- [YOUR TASK] Reproduce each entry below verbatim.

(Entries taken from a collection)
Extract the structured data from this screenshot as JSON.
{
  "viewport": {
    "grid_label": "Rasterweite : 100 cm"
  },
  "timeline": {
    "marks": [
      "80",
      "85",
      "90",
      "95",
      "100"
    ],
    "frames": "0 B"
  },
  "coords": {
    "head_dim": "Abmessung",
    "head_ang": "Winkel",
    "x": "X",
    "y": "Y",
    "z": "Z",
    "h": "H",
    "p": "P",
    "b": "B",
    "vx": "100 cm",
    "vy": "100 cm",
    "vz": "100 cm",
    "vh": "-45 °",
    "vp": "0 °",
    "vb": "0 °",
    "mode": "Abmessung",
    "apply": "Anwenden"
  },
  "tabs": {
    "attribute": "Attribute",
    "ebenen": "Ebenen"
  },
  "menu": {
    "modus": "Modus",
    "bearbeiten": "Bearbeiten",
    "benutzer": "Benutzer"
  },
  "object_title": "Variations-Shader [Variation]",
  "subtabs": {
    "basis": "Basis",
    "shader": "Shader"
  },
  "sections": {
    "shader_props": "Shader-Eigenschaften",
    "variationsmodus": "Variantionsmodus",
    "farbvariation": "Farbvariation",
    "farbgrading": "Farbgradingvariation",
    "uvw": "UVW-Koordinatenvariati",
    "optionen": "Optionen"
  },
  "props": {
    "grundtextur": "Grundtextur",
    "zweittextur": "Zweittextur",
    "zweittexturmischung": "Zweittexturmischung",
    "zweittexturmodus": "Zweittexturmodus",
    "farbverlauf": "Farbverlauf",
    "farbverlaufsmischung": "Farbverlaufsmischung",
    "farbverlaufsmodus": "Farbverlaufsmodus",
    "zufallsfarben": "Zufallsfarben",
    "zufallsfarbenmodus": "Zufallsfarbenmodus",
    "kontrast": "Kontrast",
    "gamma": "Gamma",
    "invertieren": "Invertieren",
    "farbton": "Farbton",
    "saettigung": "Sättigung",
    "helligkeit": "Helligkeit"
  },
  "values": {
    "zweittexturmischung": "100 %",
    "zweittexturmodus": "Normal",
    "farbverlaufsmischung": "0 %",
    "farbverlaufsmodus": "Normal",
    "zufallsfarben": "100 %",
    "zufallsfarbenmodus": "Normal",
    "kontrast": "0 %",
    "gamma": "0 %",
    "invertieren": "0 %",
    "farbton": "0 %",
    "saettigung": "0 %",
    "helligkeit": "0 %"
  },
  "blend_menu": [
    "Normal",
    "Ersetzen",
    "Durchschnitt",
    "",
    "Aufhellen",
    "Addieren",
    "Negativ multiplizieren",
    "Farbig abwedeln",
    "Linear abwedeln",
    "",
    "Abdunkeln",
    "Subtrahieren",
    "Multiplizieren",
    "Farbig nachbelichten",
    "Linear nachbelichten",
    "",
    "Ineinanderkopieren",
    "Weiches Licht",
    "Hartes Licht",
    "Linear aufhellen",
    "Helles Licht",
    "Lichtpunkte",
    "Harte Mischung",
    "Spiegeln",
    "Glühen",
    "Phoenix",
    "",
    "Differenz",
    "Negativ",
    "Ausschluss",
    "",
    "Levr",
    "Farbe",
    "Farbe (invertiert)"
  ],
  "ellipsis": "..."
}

- [WRITTEN ANSWER]
Extract the structured data from this screenshot as JSON.
{
  "viewport": {
    "grid_label": "Rasterweite : 100 cm"
  },
  "timeline": {
    "marks": [
      "80",
      "85",
      "90",
      "95",
      "100"
    ],
    "frames": "0 B"
  },
  "coords": {
    "head_dim": "Abmessung",
    "head_ang": "Winkel",
    "x": "X",
    "y": "Y",
    "z": "Z",
    "h": "H",
    "p": "P",
    "b": "B",
    "vx": "100 cm",
    "vy": "100 cm",
    "vz": "100 cm",
    "vh": "-45 °",
    "vp": "0 °",
    "vb": "0 °",
    "mode": "Abmessung",
    "apply": "Anwenden"
  },
  "tabs": {
    "attribute": "Attribute",
    "ebenen": "Ebenen"
  },
  "menu": {
    "modus": "Modus",
    "bearbeiten": "Bearbeiten",
    "benutzer": "Benutzer"
  },
  "object_title": "Variations-Shader [Variation]",
  "subtabs": {
    "basis": "Basis",
    "shader": "Shader"
  },
  "sections": {
    "shader_props": "Shader-Eigenschaften",
    "variationsmodus": "Variantionsmodus",
    "farbvariation": "Farbvariation",
    "farbgrading": "Farbgradingvariation",
    "uvw": "UVW-Koordinatenvariati",
    "optionen": "Optionen"
  },
  "props": {
    "grundtextur": "Grundtextur",
    "zweittextur": "Zweittextur",
    "zweittexturmischung": "Zweittexturmischung",
    "zweittexturmodus": "Zweittexturmodus",
    "farbverlauf": "Farbverlauf",
    "farbverlaufsmischung": "Farbverlaufsmischung",
    "farbverlaufsmodus": "Farbverlaufsmodus",
    "zufallsfarben": "Zufallsfarben",
    "zufallsfarbenmodus": "Zufallsfarbenmodus",
    "kontrast": "Kontrast",
    "gamma": "Gamma",
    "invertieren": "Invertieren",
    "farbton": "Farbton",
    "saettigung": "Sättigung",
    "helligkeit": "Helligkeit"
  },
  "values": {
    "zweittexturmischung": "100 %",
    "zweittexturmodus": "Normal",
    "farbverlaufsmischung": "0 %",
    "farbverlaufsmodus": "Normal",
    "zufallsfarben": "100 %",
    "zufallsfarbenmodus": "Normal",
    "kontrast": "0 %",
    "gamma": "0 %",
    "invertieren": "0 %",
    "farbton": "0 %",
    "saettigung": "0 %",
    "helligkeit": "0 %"
  },
  "blend_menu": [
    "Normal",
    "Ersetzen",
    "Durchschnitt",
    "",
    "Aufhellen",
    "Addieren",
    "Negativ multiplizieren",
    "Farbig abwedeln",
    "Linear abwedeln",
    "",
    "Abdunkeln",
    "Subtrahieren",
    "Multiplizieren",
    "Farbig nachbelichten",
    "Linear nachbelichten",
    "",
    "Ineinanderkopieren",
    "Weiches Licht",
    "Hartes Licht",
    "Linear aufhellen",
    "Helles Licht",
    "Lichtpunkte",
    "Harte Mischung",
    "Spiegeln",
    "Glühen",
    "Phoenix",
    "",
    "Differenz",
    "Negativ",
    "Ausschluss",
    "",
    "Levr",
    "Farbe",
    "Farbe (invertiert)"
  ],
  "ellipsis": "..."
}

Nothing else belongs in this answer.